Character for character, give back every line below.

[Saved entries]
»»

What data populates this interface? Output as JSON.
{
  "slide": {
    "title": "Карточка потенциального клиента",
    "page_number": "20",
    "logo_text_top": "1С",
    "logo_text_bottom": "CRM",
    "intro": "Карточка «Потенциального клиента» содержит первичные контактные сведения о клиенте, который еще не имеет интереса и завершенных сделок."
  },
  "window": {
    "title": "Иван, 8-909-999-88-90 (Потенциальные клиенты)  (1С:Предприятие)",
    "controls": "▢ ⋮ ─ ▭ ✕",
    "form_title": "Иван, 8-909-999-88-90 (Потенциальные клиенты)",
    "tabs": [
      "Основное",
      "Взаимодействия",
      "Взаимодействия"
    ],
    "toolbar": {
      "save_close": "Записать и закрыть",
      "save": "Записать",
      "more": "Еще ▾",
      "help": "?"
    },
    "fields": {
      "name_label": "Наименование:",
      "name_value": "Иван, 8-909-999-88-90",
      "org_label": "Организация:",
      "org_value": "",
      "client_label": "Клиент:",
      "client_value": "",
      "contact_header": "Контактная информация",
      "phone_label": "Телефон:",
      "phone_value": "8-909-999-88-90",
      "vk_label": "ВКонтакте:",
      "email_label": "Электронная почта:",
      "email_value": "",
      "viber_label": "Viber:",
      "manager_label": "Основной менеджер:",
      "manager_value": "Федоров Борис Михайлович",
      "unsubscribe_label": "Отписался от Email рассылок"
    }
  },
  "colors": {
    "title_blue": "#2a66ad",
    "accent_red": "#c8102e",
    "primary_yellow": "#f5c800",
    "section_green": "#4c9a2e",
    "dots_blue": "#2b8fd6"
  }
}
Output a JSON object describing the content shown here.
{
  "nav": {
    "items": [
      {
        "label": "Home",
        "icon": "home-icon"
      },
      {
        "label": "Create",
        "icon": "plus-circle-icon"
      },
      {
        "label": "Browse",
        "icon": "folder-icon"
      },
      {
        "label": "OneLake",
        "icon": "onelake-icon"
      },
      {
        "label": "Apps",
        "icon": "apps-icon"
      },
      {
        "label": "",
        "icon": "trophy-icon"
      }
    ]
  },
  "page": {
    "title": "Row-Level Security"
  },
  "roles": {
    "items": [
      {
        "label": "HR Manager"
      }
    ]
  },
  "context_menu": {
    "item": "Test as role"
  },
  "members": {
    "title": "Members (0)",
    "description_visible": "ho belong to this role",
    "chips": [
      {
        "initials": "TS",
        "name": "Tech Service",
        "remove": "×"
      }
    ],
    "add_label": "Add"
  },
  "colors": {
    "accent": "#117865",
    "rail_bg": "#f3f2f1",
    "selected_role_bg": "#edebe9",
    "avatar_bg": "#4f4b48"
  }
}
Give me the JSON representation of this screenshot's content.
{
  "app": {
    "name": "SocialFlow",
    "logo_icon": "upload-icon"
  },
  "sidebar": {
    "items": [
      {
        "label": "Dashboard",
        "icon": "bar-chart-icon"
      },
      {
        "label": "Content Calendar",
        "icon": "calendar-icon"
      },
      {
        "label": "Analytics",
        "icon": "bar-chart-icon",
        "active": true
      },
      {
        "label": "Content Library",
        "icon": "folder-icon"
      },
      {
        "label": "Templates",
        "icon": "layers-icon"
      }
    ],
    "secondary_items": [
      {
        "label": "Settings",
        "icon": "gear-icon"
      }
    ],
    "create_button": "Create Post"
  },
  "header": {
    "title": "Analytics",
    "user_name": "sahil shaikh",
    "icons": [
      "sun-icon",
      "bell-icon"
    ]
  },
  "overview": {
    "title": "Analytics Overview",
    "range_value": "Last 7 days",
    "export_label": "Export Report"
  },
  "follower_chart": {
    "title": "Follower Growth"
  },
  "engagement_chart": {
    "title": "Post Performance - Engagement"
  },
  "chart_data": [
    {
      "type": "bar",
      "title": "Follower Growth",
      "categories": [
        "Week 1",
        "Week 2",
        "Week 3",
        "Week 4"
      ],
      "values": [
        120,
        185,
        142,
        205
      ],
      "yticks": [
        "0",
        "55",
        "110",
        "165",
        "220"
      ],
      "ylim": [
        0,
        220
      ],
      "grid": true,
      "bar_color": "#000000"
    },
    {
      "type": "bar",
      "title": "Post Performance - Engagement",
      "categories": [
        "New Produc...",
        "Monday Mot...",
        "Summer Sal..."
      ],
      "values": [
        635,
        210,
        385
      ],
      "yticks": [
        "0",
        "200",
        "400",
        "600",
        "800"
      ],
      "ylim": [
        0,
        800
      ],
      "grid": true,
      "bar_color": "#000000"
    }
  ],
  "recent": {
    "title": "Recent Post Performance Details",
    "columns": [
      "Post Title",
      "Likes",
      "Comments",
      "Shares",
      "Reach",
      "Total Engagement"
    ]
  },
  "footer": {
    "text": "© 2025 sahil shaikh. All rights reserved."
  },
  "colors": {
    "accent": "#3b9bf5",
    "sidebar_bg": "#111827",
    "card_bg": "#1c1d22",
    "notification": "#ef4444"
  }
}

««

(Response to this exercise):
What data populates this interface? Output as JSON.
{
  "slide": {
    "title": "Карточка потенциального клиента",
    "page_number": "20",
    "logo_text_top": "1С",
    "logo_text_bottom": "CRM",
    "intro": "Карточка «Потенциального клиента» содержит первичные контактные сведения о клиенте, который еще не имеет интереса и завершенных сделок."
  },
  "window": {
    "title": "Иван, 8-909-999-88-90 (Потенциальные клиенты)  (1С:Предприятие)",
    "controls": "▢ ⋮ ─ ▭ ✕",
    "form_title": "Иван, 8-909-999-88-90 (Потенциальные клиенты)",
    "tabs": [
      "Основное",
      "Взаимодействия",
      "Взаимодействия"
    ],
    "toolbar": {
      "save_close": "Записать и закрыть",
      "save": "Записать",
      "more": "Еще ▾",
      "help": "?"
    },
    "fields": {
      "name_label": "Наименование:",
      "name_value": "Иван, 8-909-999-88-90",
      "org_label": "Организация:",
      "org_value": "",
      "client_label": "Клиент:",
      "client_value": "",
      "contact_header": "Контактная информация",
      "phone_label": "Телефон:",
      "phone_value": "8-909-999-88-90",
      "vk_label": "ВКонтакте:",
      "email_label": "Электронная почта:",
      "email_value": "",
      "viber_label": "Viber:",
      "manager_label": "Основной менеджер:",
      "manager_value": "Федоров Борис Михайлович",
      "unsubscribe_label": "Отписался от Email рассылок"
    }
  },
  "colors": {
    "title_blue": "#2a66ad",
    "accent_red": "#c8102e",
    "primary_yellow": "#f5c800",
    "section_green": "#4c9a2e",
    "dots_blue": "#2b8fd6"
  }
}
Output a JSON object describing the content shown here.
{
  "nav": {
    "items": [
      {
        "label": "Home",
        "icon": "home-icon"
      },
      {
        "label": "Create",
        "icon": "plus-circle-icon"
      },
      {
        "label": "Browse",
        "icon": "folder-icon"
      },
      {
        "label": "OneLake",
        "icon": "onelake-icon"
      },
      {
        "label": "Apps",
        "icon": "apps-icon"
      },
      {
        "label": "",
        "icon": "trophy-icon"
      }
    ]
  },
  "page": {
    "title": "Row-Level Security"
  },
  "roles": {
    "items": [
      {
        "label": "HR Manager"
      }
    ]
  },
  "context_menu": {
    "item": "Test as role"
  },
  "members": {
    "title": "Members (0)",
    "description_visible": "ho belong to this role",
    "chips": [
      {
        "initials": "TS",
        "name": "Tech Service",
        "remove": "×"
      }
    ],
    "add_label": "Add"
  },
  "colors": {
    "accent": "#117865",
    "rail_bg": "#f3f2f1",
    "selected_role_bg": "#edebe9",
    "avatar_bg": "#4f4b48"
  }
}
Give me the JSON representation of this screenshot's content.
{
  "app": {
    "name": "SocialFlow",
    "logo_icon": "upload-icon"
  },
  "sidebar": {
    "items": [
      {
        "label": "Dashboard",
        "icon": "bar-chart-icon"
      },
      {
        "label": "Content Calendar",
        "icon": "calendar-icon"
      },
      {
        "label": "Analytics",
        "icon": "bar-chart-icon",
        "active": true
      },
      {
        "label": "Content Library",
        "icon": "folder-icon"
      },
      {
        "label": "Templates",
        "icon": "layers-icon"
      }
    ],
    "secondary_items": [
      {
        "label": "Settings",
        "icon": "gear-icon"
      }
    ],
    "create_button": "Create Post"
  },
  "header": {
    "title": "Analytics",
    "user_name": "sahil shaikh",
    "icons": [
      "sun-icon",
      "bell-icon"
    ]
  },
  "overview": {
    "title": "Analytics Overview",
    "range_value": "Last 7 days",
    "export_label": "Export Report"
  },
  "follower_chart": {
    "title": "Follower Growth"
  },
  "engagement_chart": {
    "title": "Post Performance - Engagement"
  },
  "chart_data": [
    {
      "type": "bar",
      "title": "Follower Growth",
      "categories": [
        "Week 1",
        "Week 2",
        "Week 3",
        "Week 4"
      ],
      "values": [
        120,
        185,
        142,
        205
      ],
      "yticks": [
        "0",
        "55",
        "110",
        "165",
        "220"
      ],
      "ylim": [
        0,
        220
      ],
      "grid": true,
      "bar_color": "#000000"
    },
    {
      "type": "bar",
      "title": "Post Performance - Engagement",
      "categories": [
        "New Produc...",
        "Monday Mot...",
        "Summer Sal..."
      ],
      "values": [
        635,
        210,
        385
      ],
      "yticks": [
        "0",
        "200",
        "400",
        "600",
        "800"
      ],
      "ylim": [
        0,
        800
      ],
      "grid": true,
      "bar_color": "#000000"
    }
  ],
  "recent": {
    "title": "Recent Post Performance Details",
    "columns": [
      "Post Title",
      "Likes",
      "Comments",
      "Shares",
      "Reach",
      "Total Engagement"
    ]
  },
  "footer": {
    "text": "© 2025 sahil shaikh. All rights reserved."
  },
  "colors": {
    "accent": "#3b9bf5",
    "sidebar_bg": "#111827",
    "card_bg": "#1c1d22",
    "notification": "#ef4444"
  }
}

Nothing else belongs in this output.